20 June 2014

The Great Canadian Great War Novel

Tomorrow marks the day that Peregrine Acland's All Else is Folly officially returns to print. That more than eight decades have passed since the last edition defies explanation. This was a novel praised by Bertrand Russell, Frank Harris, Havelock Ellis, and prime ministers Robert Borden and Mackenzie King. So impressed was Ford Madox Ford that he penned a preface. In short, All Else is Folly is the very best Great War novel written by a Canadian combatant.

I had a time trying to interest publishers in reissuing the novel. It was my good fortune that in the midst of that effort I encountered James Calhoun, with whom I co-authored the Introduction to this new edition. No one knows more about Acland.

No one.

His writing at Field Punishment No. 1 is an invuluable contribution to our understanding of Canada's Great War literature. I've never met a more dogged researcher.

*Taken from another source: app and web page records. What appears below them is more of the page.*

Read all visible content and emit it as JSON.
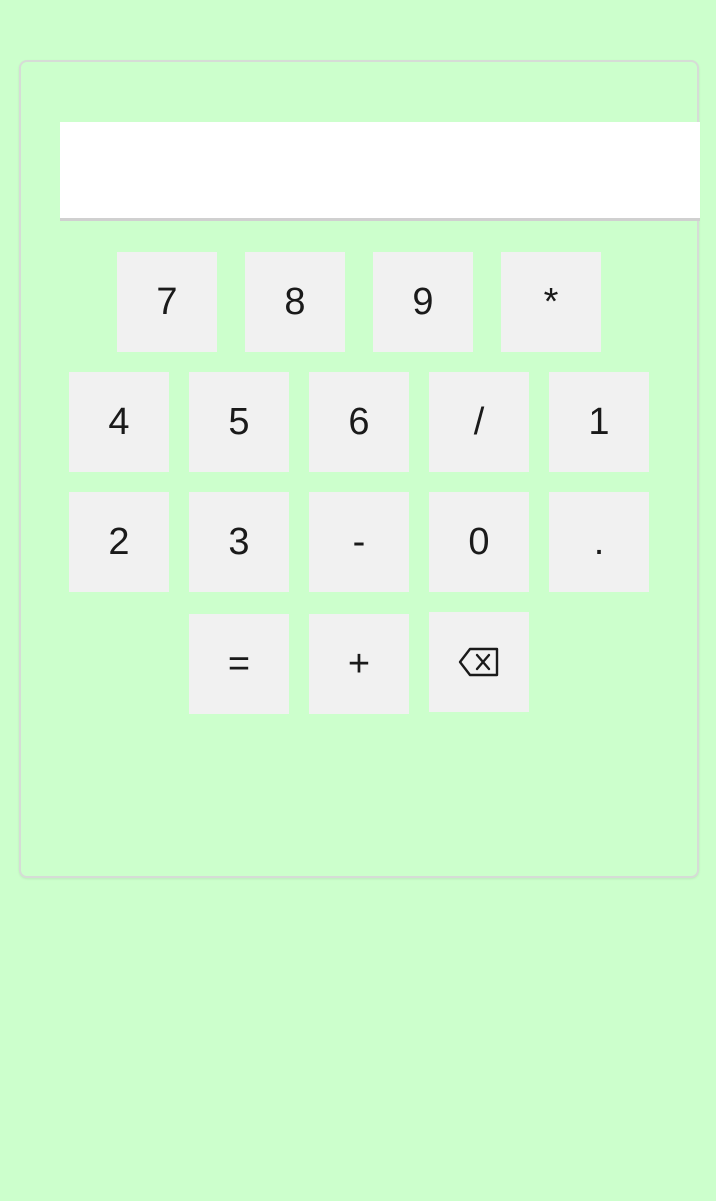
{
  "display": {
    "value": ""
  },
  "keys": {
    "k7": "7",
    "k8": "8",
    "k9": "9",
    "multiply": "*",
    "k4": "4",
    "k5": "5",
    "k6": "6",
    "divide": "/",
    "k1": "1",
    "k2": "2",
    "k3": "3",
    "minus": "-",
    "k0": "0",
    "dot": ".",
    "equals": "=",
    "plus": "+",
    "backspace_icon": "backspace-icon"
  },
  "colors": {
    "background": "#ccffcc",
    "key_background": "#f1f1f1",
    "display_background": "#ffffff"
  }
}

Not once.

Now Acland's novel finds a home with Dundurn's Voyageur Classics, where it joins The Refugee: Narratives of Fugitive Slaves in Canada, Wyndham Lewis'Self Condemned and other unjustly neglected books from our past. Thanks go out to Series Editor Michael Gnarowski, who recognized the importance and terrible beauty of this, Acland's only novel.

I never imagined that my name would one day share a cover with that of Ford Madox Ford, but there it is. A better man than I, the last words on the novel should be his:
When I read of the marching and fighting towards the end of the book, I feel on my skin the keen air of the early mornings standing to, I have in my mouth the dusky tastes, in my eyes the dusky landscapes, in my ears the sounds that were silences interrupted by clicking of metal on metal that at any moment might rise to the infernal clamour of Armageddon… Yes, indeed,one lives it again with the fear and with the nausea… and the surprised relief to find oneself still alive. I wish I could have done it myself: envy, you see, will come creeping in. But since I couldn't, the next best thing seems to me to be to say that it will be little less than a scandal if the book is not read enormously widely. And that is the truth. 

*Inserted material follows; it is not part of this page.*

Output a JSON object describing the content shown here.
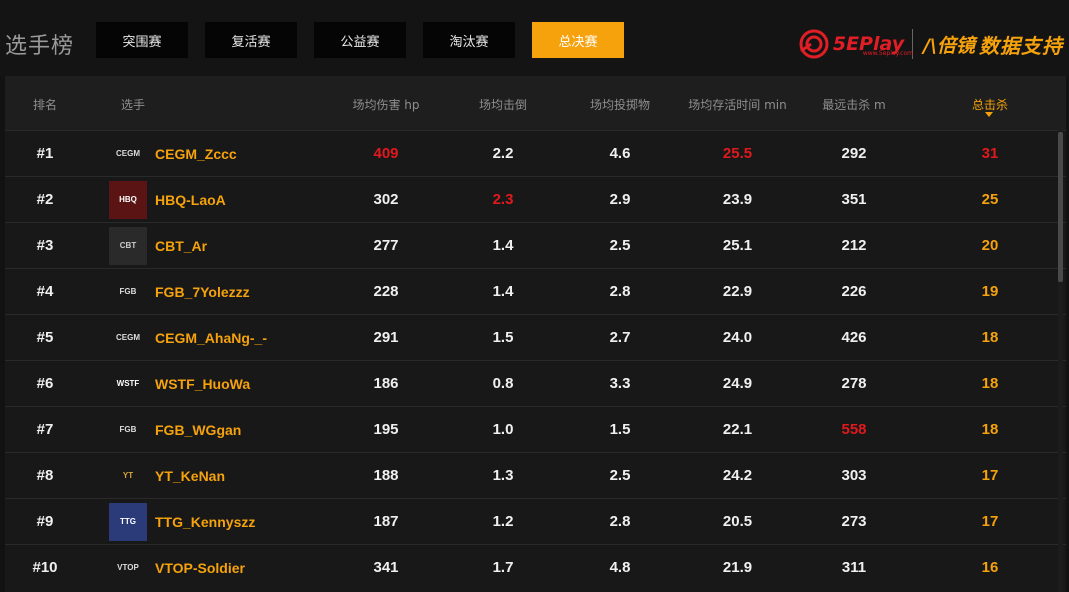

  1. Read this a couple years back and remember that it was worth reading, but can't remember anything that happened. I'll have to dig it out again.

    1. You're fortunate to have a copy, Beau, there aren't a lot being offered for sale. When you find it, give Part Two a second read. This is the stuff that so impressed Ford.

  2. Thanks for helping this to see publication again. So many great books become forgotten.

    1. Thank you, Kelly. I have a theory as to why All Else is Folly slipped out of print… and another as to why it was never revived. Anyway, it's back now, ready for new generations to discover.